App and web page records
· · · ·
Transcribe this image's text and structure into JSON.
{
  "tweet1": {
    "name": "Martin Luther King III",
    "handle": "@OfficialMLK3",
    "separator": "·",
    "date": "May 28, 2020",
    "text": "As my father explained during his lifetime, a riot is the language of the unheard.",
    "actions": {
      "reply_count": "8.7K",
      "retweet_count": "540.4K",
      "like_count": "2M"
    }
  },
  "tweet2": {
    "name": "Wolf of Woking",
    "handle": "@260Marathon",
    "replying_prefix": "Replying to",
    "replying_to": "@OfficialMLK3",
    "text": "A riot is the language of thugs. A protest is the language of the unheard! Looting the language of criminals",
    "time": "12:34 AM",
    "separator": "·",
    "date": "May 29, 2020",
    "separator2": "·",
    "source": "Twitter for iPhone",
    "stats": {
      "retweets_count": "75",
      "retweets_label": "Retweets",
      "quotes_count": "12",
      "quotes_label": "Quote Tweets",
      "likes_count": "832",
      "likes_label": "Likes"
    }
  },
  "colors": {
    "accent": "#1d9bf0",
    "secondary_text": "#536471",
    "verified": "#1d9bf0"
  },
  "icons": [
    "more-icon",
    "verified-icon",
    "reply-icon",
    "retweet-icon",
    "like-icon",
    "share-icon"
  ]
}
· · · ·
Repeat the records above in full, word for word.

Transcribe this image's text and structure into JSON.
{
  "tweet1": {
    "name": "Martin Luther King III",
    "handle": "@OfficialMLK3",
    "separator": "·",
    "date": "May 28, 2020",
    "text": "As my father explained during his lifetime, a riot is the language of the unheard.",
    "actions": {
      "reply_count": "8.7K",
      "retweet_count": "540.4K",
      "like_count": "2M"
    }
  },
  "tweet2": {
    "name": "Wolf of Woking",
    "handle": "@260Marathon",
    "replying_prefix": "Replying to",
    "replying_to": "@OfficialMLK3",
    "text": "A riot is the language of thugs. A protest is the language of the unheard! Looting the language of criminals",
    "time": "12:34 AM",
    "separator": "·",
    "date": "May 29, 2020",
    "separator2": "·",
    "source": "Twitter for iPhone",
    "stats": {
      "retweets_count": "75",
      "retweets_label": "Retweets",
      "quotes_count": "12",
      "quotes_label": "Quote Tweets",
      "likes_count": "832",
      "likes_label": "Likes"
    }
  },
  "colors": {
    "accent": "#1d9bf0",
    "secondary_text": "#536471",
    "verified": "#1d9bf0"
  },
  "icons": [
    "more-icon",
    "verified-icon",
    "reply-icon",
    "retweet-icon",
    "like-icon",
    "share-icon"
  ]
}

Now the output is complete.